» **Work to be completed**:
Lines holding the string "this" are the ones to copy; find them all in the data.

Items listed in a dataset
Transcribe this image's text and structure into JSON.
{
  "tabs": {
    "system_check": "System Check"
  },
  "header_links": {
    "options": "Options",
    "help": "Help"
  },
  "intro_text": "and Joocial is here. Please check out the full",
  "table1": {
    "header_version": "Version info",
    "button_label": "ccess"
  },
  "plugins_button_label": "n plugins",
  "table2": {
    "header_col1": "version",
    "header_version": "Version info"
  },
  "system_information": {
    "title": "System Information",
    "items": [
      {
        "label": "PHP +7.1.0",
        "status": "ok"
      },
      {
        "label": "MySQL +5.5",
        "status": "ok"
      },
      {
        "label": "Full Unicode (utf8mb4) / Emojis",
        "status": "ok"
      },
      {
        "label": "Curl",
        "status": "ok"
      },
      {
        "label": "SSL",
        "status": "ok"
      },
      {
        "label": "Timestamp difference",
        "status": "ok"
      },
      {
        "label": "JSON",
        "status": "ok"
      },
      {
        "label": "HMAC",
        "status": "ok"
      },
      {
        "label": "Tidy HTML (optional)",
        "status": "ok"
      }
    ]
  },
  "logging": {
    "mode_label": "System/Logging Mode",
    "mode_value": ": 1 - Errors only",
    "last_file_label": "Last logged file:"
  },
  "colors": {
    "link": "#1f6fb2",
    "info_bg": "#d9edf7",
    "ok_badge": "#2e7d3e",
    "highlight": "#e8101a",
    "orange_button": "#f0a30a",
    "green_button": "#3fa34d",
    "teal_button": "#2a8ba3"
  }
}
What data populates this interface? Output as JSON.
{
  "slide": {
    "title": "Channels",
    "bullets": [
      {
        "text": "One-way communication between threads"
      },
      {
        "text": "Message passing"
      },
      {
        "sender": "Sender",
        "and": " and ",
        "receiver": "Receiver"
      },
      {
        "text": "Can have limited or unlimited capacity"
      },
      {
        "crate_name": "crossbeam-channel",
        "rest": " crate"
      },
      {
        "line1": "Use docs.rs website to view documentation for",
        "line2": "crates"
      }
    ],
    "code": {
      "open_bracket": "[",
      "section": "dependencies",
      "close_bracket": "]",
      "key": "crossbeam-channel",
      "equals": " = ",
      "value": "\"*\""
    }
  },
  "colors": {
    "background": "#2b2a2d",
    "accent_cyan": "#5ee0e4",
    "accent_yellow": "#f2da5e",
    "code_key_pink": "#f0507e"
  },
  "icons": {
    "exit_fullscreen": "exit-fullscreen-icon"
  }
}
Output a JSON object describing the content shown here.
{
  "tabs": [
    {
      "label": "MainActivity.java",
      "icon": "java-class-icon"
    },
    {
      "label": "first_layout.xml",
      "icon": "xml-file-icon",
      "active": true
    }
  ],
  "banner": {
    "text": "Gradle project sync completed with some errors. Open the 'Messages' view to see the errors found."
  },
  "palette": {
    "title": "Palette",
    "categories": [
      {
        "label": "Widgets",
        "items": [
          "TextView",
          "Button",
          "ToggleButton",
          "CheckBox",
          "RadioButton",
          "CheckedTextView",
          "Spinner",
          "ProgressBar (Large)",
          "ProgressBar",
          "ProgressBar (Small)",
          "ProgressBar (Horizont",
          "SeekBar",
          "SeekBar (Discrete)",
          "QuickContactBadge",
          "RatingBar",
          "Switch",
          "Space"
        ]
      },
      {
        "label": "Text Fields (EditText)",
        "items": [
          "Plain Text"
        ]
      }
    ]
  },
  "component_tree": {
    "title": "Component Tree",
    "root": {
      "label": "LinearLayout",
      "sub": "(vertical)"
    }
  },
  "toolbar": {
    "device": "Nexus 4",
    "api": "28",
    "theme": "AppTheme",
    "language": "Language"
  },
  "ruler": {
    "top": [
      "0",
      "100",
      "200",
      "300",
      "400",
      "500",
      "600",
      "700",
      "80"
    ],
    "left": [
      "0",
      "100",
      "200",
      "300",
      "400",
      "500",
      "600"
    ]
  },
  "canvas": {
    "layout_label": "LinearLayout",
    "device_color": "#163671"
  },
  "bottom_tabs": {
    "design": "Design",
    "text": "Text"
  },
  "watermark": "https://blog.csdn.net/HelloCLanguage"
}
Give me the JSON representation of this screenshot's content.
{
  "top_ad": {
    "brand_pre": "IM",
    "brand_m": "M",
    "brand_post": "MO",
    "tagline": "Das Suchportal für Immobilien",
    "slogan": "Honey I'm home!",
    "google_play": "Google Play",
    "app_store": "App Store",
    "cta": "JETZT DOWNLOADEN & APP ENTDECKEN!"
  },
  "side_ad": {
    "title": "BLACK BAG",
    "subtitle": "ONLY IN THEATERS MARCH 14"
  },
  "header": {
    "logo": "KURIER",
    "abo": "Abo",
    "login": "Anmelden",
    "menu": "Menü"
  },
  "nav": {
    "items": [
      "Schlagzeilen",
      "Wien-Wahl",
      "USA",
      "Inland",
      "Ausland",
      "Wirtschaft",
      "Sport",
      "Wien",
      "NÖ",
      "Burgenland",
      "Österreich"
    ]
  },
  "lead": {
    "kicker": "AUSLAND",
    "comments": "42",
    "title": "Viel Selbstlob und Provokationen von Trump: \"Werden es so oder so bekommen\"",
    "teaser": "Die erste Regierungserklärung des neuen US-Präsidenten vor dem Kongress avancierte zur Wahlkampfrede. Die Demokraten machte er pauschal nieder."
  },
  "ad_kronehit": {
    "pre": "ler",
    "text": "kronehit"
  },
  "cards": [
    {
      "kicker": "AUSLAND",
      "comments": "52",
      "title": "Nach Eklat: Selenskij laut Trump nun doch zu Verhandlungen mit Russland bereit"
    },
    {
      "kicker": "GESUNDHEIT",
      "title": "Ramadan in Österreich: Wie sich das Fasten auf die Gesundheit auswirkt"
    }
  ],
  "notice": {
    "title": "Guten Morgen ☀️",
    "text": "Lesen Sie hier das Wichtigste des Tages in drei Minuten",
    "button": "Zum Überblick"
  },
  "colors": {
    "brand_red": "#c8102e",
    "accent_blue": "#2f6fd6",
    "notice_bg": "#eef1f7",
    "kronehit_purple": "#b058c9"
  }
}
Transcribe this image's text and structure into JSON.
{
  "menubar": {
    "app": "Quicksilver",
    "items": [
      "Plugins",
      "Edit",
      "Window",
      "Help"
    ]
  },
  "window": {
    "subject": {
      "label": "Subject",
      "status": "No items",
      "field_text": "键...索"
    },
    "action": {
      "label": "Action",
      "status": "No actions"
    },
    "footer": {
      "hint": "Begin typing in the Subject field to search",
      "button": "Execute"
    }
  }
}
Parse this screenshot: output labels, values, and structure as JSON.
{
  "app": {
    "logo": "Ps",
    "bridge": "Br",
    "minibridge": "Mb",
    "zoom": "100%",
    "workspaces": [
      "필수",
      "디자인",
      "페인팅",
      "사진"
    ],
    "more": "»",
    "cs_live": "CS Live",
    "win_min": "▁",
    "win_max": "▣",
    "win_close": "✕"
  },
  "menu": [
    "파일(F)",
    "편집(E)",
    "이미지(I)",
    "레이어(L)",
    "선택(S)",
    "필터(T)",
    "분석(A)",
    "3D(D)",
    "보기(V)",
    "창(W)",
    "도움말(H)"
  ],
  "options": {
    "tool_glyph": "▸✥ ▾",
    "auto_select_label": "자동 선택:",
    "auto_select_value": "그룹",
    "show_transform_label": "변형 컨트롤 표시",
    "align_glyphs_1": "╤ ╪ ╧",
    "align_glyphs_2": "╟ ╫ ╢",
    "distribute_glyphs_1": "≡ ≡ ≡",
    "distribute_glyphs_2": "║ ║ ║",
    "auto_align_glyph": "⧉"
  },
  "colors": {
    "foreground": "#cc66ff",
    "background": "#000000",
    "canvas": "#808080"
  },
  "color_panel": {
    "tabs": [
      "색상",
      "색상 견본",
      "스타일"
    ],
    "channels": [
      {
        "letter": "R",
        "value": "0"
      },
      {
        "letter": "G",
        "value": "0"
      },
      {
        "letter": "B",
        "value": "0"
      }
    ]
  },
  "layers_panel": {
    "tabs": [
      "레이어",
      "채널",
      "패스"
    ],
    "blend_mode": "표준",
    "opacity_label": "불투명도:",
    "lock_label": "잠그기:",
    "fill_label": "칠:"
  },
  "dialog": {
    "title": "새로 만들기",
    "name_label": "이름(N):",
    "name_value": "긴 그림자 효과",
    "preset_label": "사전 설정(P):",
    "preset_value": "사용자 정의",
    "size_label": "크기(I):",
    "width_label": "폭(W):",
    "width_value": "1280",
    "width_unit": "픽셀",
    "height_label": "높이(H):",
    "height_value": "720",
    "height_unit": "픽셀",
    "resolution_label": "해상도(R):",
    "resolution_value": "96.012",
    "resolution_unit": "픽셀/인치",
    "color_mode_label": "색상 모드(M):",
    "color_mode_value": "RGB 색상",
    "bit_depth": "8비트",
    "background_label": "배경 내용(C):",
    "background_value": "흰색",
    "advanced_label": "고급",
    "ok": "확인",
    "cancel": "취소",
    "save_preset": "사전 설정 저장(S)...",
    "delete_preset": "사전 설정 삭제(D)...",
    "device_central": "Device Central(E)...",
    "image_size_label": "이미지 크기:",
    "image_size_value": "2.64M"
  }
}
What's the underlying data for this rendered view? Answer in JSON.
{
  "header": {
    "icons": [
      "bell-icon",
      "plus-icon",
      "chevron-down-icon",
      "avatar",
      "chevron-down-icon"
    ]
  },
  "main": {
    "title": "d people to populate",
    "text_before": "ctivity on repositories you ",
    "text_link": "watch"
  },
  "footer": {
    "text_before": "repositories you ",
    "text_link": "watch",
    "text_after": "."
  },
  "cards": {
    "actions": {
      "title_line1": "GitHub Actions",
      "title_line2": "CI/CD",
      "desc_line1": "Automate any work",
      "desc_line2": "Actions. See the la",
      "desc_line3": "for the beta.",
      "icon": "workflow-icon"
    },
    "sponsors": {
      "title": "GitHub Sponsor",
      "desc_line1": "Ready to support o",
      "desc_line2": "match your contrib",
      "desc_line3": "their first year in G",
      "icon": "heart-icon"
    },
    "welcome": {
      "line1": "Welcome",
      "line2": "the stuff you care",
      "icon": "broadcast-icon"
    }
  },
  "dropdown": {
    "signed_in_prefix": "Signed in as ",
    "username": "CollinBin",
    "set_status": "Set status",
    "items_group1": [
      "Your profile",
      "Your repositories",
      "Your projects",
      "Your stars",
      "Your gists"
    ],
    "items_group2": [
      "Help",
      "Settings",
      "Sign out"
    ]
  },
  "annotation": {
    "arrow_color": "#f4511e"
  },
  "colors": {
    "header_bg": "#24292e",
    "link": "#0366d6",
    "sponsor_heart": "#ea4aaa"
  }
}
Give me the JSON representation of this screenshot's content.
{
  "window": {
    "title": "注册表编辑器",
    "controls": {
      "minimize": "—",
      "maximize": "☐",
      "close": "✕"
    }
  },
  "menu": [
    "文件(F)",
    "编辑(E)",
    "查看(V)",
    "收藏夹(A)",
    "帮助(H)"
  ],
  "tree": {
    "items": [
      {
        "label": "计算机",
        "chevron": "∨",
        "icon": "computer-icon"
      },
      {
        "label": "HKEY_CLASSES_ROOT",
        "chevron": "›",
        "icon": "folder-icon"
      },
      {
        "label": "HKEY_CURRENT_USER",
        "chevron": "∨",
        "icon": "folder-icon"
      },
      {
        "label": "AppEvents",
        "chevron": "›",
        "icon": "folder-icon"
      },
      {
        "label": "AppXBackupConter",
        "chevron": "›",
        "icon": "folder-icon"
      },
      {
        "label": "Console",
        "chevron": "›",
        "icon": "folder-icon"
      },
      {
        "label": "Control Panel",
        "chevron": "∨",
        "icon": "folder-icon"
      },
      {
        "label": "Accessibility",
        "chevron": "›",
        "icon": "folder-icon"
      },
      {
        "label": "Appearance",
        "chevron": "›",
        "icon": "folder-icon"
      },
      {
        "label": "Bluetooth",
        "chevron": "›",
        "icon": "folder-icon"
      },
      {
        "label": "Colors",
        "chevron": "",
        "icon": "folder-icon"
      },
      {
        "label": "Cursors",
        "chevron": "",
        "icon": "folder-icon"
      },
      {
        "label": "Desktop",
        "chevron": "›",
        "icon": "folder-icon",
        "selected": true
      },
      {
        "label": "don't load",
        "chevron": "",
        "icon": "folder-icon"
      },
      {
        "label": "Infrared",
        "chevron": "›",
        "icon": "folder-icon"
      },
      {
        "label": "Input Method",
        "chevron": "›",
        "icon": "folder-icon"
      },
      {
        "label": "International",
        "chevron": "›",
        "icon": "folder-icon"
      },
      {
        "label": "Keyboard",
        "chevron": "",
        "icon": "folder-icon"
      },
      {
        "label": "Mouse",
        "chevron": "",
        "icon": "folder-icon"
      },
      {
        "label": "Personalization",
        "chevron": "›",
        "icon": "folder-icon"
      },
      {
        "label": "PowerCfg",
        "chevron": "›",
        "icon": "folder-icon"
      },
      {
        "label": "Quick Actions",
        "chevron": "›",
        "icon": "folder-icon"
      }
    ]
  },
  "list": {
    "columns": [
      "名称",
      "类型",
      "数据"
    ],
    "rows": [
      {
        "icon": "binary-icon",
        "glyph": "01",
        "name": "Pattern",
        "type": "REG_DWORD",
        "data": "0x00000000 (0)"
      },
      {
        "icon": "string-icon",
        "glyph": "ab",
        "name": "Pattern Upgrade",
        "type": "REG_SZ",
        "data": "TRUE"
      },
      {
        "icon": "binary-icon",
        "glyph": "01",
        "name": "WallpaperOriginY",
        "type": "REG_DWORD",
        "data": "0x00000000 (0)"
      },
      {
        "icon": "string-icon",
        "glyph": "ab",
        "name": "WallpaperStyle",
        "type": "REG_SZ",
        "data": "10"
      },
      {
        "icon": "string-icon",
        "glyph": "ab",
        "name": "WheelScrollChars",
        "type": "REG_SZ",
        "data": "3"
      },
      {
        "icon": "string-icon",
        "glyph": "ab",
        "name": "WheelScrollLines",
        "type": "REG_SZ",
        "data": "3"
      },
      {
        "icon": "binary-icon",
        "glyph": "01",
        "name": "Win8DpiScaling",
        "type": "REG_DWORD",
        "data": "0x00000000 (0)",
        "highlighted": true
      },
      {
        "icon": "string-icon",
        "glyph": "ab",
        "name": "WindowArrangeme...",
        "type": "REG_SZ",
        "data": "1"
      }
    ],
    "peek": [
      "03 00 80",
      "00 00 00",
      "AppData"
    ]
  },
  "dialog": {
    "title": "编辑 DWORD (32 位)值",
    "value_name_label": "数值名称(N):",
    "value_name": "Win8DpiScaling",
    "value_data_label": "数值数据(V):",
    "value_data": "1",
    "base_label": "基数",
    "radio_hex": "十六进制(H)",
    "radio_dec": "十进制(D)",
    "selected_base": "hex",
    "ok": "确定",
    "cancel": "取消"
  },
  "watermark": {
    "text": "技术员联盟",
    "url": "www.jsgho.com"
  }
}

» **Task answer**:
Transcribe this image's text and structure into JSON.
What data populates this interface? Output as JSON.
Give me the JSON representation of this screenshot's content.
Transcribe this image's text and structure into JSON.
Parse this screenshot: output labels, values, and structure as JSON.
What's the underlying data for this rendered view? Answer in JSON.
Give me the JSON representation of this screenshot's content.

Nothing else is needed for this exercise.